This story was originally published and last updated .
Live Caption is one of the most underrated features to come to Android in years. Whether you're hard of hearing, deaf, in a loud environment, or forget to bring your headphones, it automatically transcribes any audio coming from your phone for you. We long knew that Live Caption is on its way to Chrome as well, and you could even activate it via a flag in Chrome 88 already. And today, Google has announced that the feature is now available for everyone.
Live Caption automatically transcribes audio from your browser tabs, just like it does on Android, subtitling any audio content you could imagine, including video or audio chat services or your private Google Photos library. The captions are generated on your device, so audio never passes through any extra servers. It even works offline.
Google confirms that Live Caption is functional on Windows, macOS, and Linux. It only works with English for now, but more languages are coming. To activate Live Caption, you need to head to Chrome settings via the three-dot menu in the top right corner (⋮) and look for it in the accessibility section. You can then deactivate and activate it as needed through the media controls in the top right next to your address bar (see screenshot above). Chrome OS support is "coming soon," though you can already enable it via the chrome://flags/#enable-accessibility-live-caption flag.
It's great to see one of Android's more innovative features making its way into more Google products, making life easier for those hard-of-hearing and deaf. And regular folks can also benefit from it when they're in loud environments without headphones or if they need to keep the volume down.

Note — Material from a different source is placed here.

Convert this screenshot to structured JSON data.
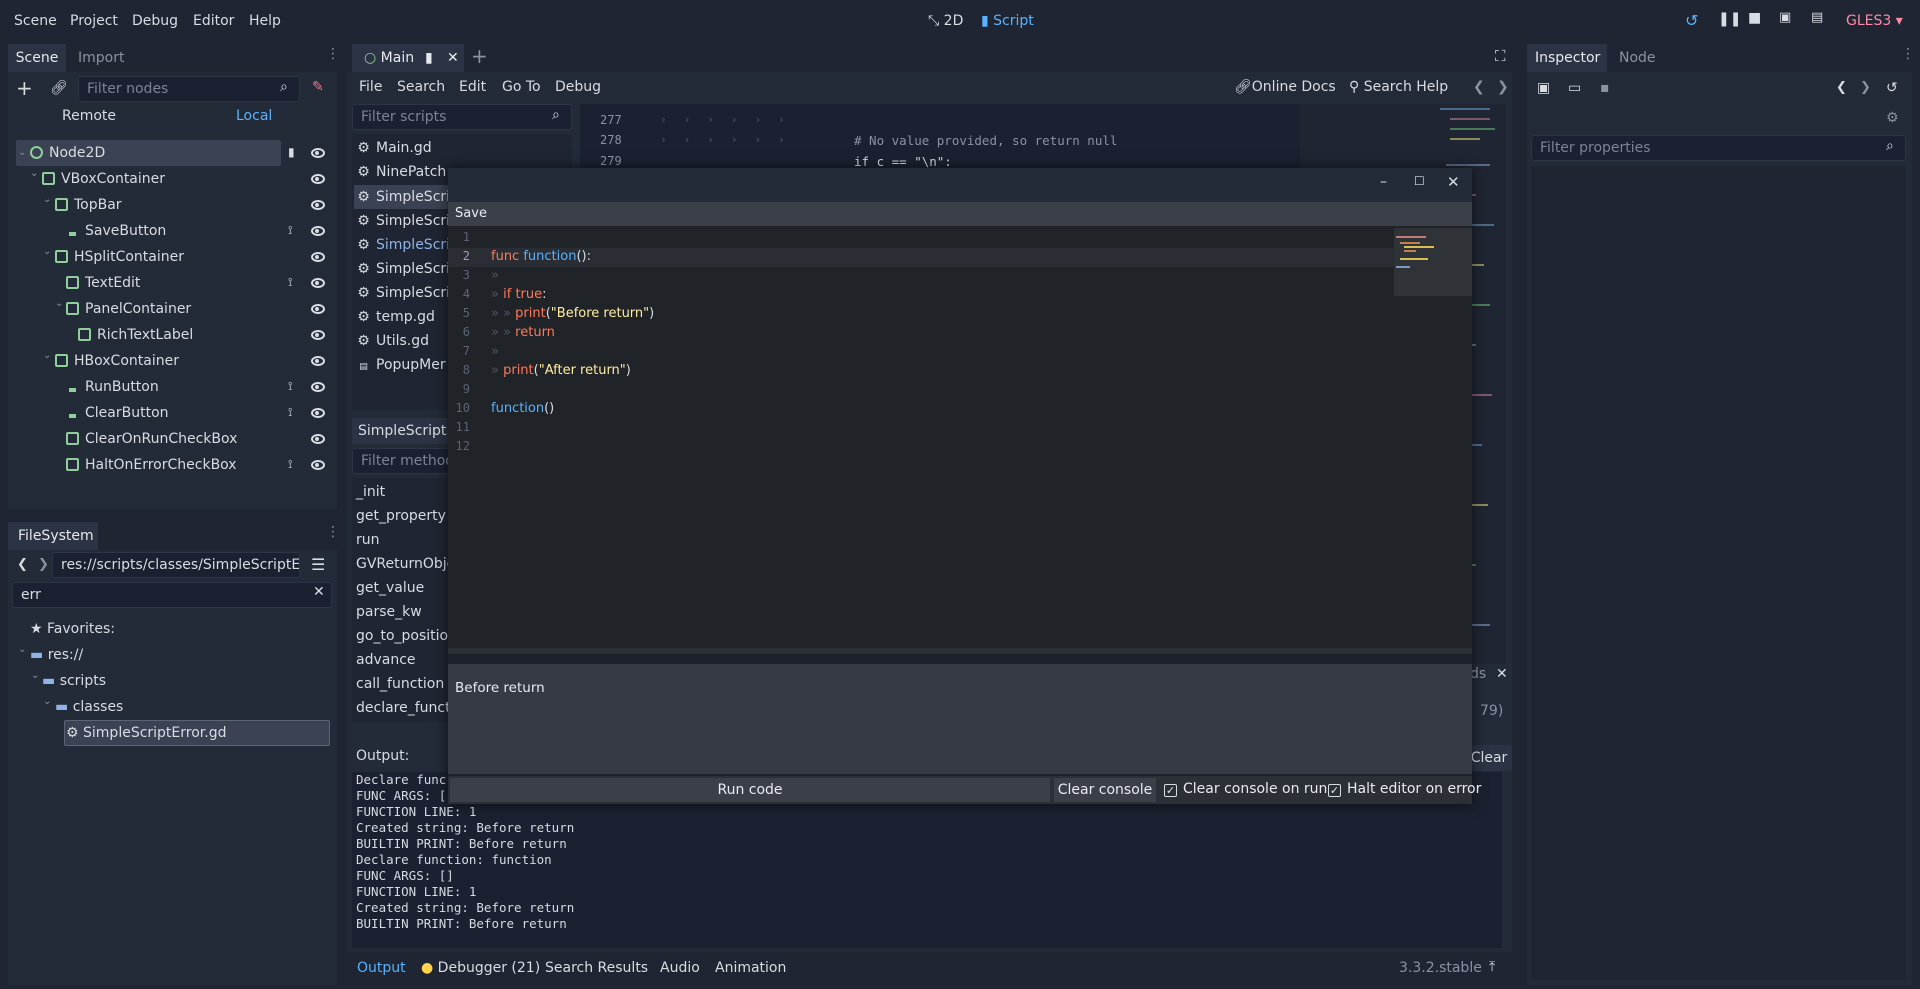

Rolling out officially
Google has announced that Live Caption is now officially available on Chrome for desktops. We've updated the coverage accordingly.